Thanks to a spot of genetic hacking, silkworms can make a new form of silk not found in nature that includes a synthetic amino acid. It could be used in medicine… Read the rest
As in Kang’s mystery novel “A Beautiful Poison,” poisons play a starring role in her new nonfiction book, “Quackery.” She and her co-author, Nate Pedersen, explore some of medicine’s most bizarre theories on the uses of everything from arsenic to radium. Deborah Blum interviews her for Undark.… Read the rest
Human eggs have been removed in their most primitive state and brought to maturity in the lab for the first time, potentially boosting fertility treatments.… Read the rest
Excessive intake of sugar has been linked to a huge variety of health problems, many of them a consequence of the obesity that’s also linked to excessive sugar.
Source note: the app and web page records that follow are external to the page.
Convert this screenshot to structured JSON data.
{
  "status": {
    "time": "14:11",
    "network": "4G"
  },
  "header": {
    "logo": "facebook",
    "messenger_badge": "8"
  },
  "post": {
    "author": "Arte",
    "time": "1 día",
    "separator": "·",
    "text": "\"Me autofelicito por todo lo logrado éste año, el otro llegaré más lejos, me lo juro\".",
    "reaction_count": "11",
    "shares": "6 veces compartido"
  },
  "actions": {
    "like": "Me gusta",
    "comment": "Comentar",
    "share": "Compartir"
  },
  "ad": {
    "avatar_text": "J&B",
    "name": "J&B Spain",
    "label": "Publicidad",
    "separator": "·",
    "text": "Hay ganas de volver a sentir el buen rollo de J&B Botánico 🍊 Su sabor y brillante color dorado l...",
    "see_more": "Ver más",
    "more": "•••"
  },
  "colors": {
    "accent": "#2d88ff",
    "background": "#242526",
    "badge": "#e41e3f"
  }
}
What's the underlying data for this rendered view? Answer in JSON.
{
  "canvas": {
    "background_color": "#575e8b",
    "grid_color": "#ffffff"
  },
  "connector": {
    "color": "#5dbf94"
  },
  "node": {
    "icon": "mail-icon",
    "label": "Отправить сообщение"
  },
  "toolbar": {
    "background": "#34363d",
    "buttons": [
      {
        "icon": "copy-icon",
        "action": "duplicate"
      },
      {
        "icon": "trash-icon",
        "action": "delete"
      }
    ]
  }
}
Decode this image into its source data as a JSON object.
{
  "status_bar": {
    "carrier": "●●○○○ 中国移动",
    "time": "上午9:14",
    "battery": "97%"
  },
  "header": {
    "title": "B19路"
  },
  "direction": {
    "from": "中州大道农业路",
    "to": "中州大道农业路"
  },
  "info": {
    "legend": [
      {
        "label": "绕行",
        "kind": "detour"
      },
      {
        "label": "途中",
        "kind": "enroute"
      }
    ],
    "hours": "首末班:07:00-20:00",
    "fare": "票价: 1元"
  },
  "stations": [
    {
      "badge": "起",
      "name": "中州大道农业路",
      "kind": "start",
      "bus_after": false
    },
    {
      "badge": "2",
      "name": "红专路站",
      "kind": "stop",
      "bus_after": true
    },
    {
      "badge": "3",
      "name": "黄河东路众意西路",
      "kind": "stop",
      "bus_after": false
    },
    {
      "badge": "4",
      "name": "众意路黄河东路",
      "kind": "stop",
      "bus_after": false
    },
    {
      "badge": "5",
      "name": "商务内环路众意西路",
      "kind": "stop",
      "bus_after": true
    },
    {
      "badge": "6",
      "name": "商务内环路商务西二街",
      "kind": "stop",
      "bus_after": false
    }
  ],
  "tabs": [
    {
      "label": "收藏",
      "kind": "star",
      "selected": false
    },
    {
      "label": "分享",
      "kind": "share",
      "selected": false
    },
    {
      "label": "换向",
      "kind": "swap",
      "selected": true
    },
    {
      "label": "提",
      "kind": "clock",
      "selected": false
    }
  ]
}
That’s led many people to switch to drinks with artificial sweeteners that aren’t metabolized by the body. A new study is now suggesting that these sweeteners are associated with their own health risks, namely stroke and dementia. But the study doesn’t get into causality, and there’s enough oddities in the data to suggest that it’s not time to purge your fridge just yet.
The study, run by a collaboration of Boston-based researchers, relied on a cohort of individuals that had been recruited starting in 1971. On average, every four years since, the… Read the rest
Her skin is perpetually on fire. He can’t even feel a bone break. Together they might hold the key to ending America’s opioid epidemic. The post How a Single Gene Could Become a Volume Knob for Pain appeared first on WIRED.… Read the rest